Supercritical Fluids Processing

Description

The Supercritical Fluids Processing team at Callaghan Innovation has over 25 years’ experience developing industry relevant technologies tailored to companies’ process and product needs. Our leading capability includes extraction, fractionation, particle formation and chromatographic separations under supercritical conditions using carbon dioxide and other compressed gases such as DME (dimethyl ether). We have a wide range of equipment, including a portable, pilot-scale supercritical extraction plant (‘SuperEx’) and a portable pilot-scale supercritical fluid chromatography unit; both pilot plants can be used at Callaghan Innovation or relocated to a company’s own facilities for manufacture of concept products and technology transfer.

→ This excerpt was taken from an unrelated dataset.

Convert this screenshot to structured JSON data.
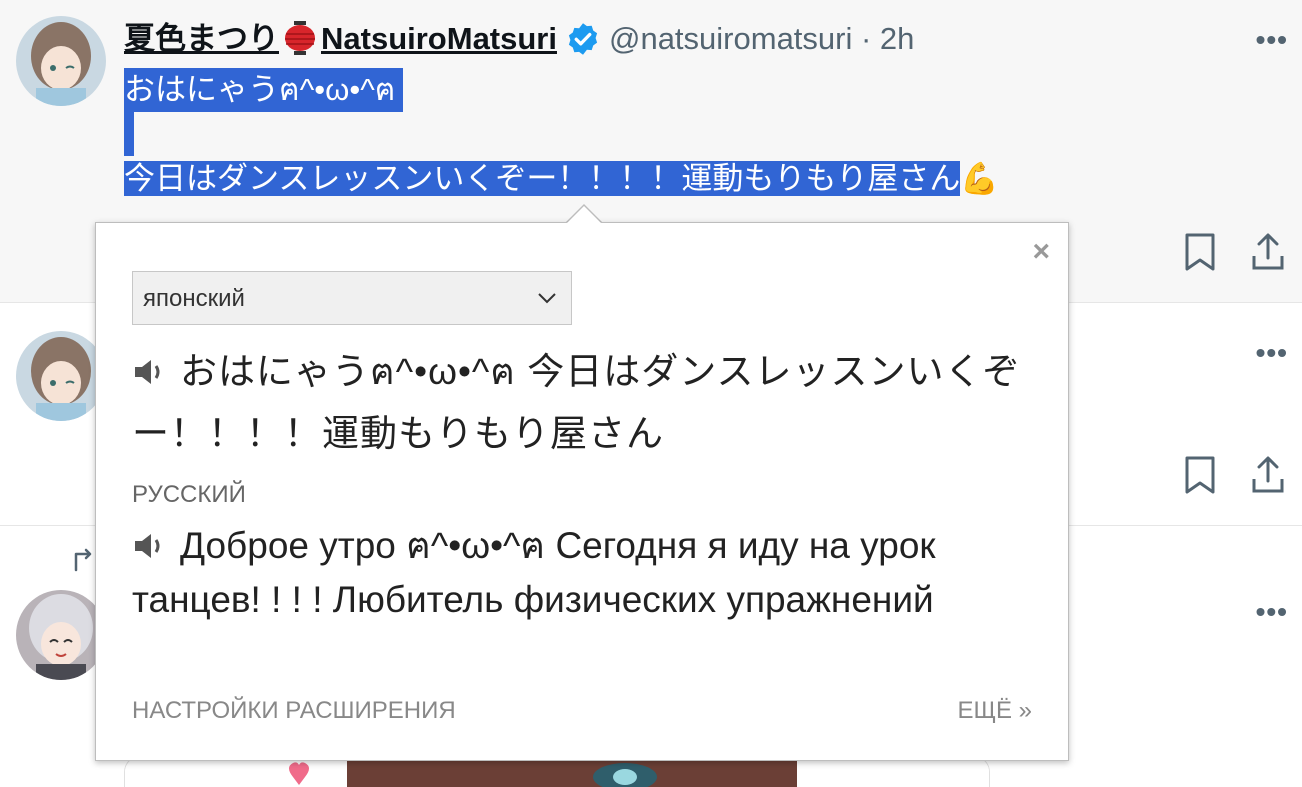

Expertise

The Supercritical Fluids Processing team at Callaghan Innovation has over 25 years’ experience developing industry relevant technologies tailored to companies’ process and product needs. Our leading capability includes extraction, fractionation, particle formation and chromatographic separations under supercritical conditions using carbon dioxide and other compressed gases such as DME (dimethyl ether). We have a wide range of equipment, including a portable, pilot–scale supercritical extraction plant (‘SuperEx’) and a portable pilot–scale supercritical fluid chromatography unit; both pilot plants can be used at Callaghan Innovation or relocated to a company’s own facilities for manufacture of concept products and technology transfer.

Objective

To create wealth for New Zealand companies by developing tailored process solutions for improved efficiency and/or manufacture of high-value products.

Research Focus

Development of processes for manufacture of extracts and ingredients for the food and beverage (including functional foods), cosmetic, nutraceutical and/or pharmaceutical industries.

Unique Capability Proposition

Supercritical fluid processing technologies can have a number of advantages over more traditional methods that use large volumes of organic liquid solvents, including:

  • Low process temperatures, which helps preserve the properties of natural products;
  • The supercritical solvent is very easy to recover and recycle;
  • Lack of solvent residues in extracts and residual feed materials, which is of particular importance when products are for human consumption;
  • Selective extraction and fractionation of different volatility oils;
  • Extraction of a broad range of compounds when using DME or other liquefied gas solvents, with the potential for greater yield compared to liquid organic solvents;
  • Use of liquefied dimethyl ether as the process solvent, which extracts lipids from aqueous feed streams without the need for pre-drying.